Contrasting reproductive traits in two species of mangrove-dwelling littorinid snails in a seasonal tropical habitat
Article first published online: 27 JUL 2012
© 2012, The American Microscopical Society, Inc.
Volume 131, Issue 3, pages 177–186, September 2012
How to Cite
Ng, T. P. T. and Williams, G. A. (2012), Contrasting reproductive traits in two species of mangrove-dwelling littorinid snails in a seasonal tropical habitat. Invertebrate Biology, 131: 177–186. doi: 10.1111/j.1744-7410.2012.00269.x
- Issue published online: 4 SEP 2012
- Article first published online: 27 JUL 2012
- Littoraria ;
- size-assortative mating;
Previous studies on the reproductive biology of littorinid snails have focused on rocky shore species, investigating how these gastropods can achieve maximal reproductive success, as well as on processes of sexual selection. This study documented differences in the reproductive traits of two mangrove-dwelling littorinids, Littoraria ardouiniana and L. melanostoma, in Hong Kong. Reproductive activity of both species was most intense during the summer months. Mating pairs of the two species generally occurred in the tree canopies.

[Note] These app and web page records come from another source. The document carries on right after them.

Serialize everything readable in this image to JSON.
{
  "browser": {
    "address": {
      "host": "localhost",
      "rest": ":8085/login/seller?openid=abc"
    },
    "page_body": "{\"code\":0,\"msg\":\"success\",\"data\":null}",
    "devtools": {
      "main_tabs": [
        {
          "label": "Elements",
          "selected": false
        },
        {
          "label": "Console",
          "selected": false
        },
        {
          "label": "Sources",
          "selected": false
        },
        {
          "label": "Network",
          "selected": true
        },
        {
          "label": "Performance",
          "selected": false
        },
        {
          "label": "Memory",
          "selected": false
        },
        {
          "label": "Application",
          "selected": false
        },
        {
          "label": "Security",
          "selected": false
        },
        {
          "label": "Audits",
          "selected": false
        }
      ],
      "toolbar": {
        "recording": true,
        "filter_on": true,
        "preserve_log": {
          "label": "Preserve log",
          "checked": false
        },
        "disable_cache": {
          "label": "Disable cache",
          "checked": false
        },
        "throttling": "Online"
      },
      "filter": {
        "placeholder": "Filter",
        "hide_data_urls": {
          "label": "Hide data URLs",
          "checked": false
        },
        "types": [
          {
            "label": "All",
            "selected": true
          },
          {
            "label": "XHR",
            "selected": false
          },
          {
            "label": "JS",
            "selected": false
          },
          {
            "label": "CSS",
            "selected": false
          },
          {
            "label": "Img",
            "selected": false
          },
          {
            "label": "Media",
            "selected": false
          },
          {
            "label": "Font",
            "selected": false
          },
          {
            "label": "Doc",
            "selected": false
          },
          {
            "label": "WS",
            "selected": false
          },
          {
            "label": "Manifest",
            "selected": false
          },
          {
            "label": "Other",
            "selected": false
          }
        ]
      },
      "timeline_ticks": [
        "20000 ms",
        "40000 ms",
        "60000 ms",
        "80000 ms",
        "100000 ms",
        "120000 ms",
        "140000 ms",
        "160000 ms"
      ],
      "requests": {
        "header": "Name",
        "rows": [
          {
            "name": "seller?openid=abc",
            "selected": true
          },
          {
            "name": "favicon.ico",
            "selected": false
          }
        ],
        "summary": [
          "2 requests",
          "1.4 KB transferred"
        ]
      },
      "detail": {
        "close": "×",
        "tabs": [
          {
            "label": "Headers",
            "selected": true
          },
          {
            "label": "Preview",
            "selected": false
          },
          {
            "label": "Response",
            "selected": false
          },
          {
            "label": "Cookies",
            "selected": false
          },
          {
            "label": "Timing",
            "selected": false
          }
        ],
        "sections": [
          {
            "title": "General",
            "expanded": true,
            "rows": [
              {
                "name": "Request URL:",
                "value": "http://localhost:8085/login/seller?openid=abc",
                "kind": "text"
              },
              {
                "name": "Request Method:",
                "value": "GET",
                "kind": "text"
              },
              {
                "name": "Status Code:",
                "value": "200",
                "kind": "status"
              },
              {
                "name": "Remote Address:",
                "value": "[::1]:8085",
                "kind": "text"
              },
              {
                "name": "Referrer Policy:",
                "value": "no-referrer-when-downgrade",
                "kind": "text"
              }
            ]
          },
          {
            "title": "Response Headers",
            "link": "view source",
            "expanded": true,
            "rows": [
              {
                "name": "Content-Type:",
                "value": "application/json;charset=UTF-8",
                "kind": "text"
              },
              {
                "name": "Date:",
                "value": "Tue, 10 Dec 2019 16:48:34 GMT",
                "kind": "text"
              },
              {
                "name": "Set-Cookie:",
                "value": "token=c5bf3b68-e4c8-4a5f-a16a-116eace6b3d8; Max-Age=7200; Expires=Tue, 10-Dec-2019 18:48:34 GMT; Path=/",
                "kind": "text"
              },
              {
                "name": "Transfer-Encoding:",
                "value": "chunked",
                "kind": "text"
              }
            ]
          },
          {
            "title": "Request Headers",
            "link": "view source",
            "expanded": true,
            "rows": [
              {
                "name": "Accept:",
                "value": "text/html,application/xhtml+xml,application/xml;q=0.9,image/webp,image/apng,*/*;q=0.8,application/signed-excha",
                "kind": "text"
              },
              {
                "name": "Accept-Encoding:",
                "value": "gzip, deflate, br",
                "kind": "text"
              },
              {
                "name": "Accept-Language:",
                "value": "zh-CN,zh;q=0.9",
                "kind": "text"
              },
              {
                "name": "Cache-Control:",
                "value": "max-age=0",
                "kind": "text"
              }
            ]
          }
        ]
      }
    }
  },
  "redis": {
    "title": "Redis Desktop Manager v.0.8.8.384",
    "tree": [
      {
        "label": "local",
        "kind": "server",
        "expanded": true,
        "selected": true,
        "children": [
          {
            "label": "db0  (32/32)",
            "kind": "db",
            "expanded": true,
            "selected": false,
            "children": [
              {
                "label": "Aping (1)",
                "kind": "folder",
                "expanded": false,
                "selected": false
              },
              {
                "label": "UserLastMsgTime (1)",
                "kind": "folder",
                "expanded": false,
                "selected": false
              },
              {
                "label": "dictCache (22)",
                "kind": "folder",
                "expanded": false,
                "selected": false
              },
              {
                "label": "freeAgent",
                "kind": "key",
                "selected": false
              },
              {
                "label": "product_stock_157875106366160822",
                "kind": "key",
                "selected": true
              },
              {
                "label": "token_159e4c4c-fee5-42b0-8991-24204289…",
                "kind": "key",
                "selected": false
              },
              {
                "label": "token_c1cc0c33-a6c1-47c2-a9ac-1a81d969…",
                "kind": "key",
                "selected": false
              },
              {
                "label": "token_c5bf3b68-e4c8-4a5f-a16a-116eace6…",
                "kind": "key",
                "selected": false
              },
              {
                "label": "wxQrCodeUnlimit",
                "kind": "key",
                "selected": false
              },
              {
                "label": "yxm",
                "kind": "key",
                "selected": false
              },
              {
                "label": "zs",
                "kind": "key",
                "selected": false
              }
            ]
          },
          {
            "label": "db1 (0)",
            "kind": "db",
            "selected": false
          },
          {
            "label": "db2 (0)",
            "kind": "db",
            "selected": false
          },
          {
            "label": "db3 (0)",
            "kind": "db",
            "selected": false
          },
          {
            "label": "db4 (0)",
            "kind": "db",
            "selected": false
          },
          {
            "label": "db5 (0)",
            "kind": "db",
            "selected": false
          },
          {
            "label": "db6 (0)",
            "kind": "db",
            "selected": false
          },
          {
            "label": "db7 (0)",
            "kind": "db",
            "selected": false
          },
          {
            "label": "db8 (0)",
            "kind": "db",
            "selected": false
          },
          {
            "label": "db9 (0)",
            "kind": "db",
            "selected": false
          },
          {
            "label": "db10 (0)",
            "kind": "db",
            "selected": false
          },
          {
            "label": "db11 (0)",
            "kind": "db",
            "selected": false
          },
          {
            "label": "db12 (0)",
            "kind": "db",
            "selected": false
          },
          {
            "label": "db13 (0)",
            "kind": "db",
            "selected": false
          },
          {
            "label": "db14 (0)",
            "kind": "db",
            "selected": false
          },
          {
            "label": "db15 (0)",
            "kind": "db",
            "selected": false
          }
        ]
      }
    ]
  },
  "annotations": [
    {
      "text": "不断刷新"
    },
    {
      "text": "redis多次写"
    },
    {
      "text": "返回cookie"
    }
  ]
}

Few false mating pairs (same sex or heterospecific pairs: <10%) were recorded, and members of both species showed size-assortative mating. Littoraria ardouiniana had a shorter reproductive season but a higher intensity of mating and higher seasonal fecundity, than did L. melanostoma. Members of both species showed bi-lunar periodicities of egg or larval release, synchronized with spring tides. Fecundity showed a strong positive relationship with body size in L. ardouiniana, but not in L. melanostoma. Females of L. ardouiniana released entire broods of larvae in a single brief event, whereas females of L. melanostoma released fewer eggs over 1–8 d. Release of larvae in L. ardouiniana involved a series of short bursts and was much faster than the trickle release of eggs in L. melanostoma. The contrasting reproductive traits in these two species represent different strategies to optimize reproductive success in mangrove habitats.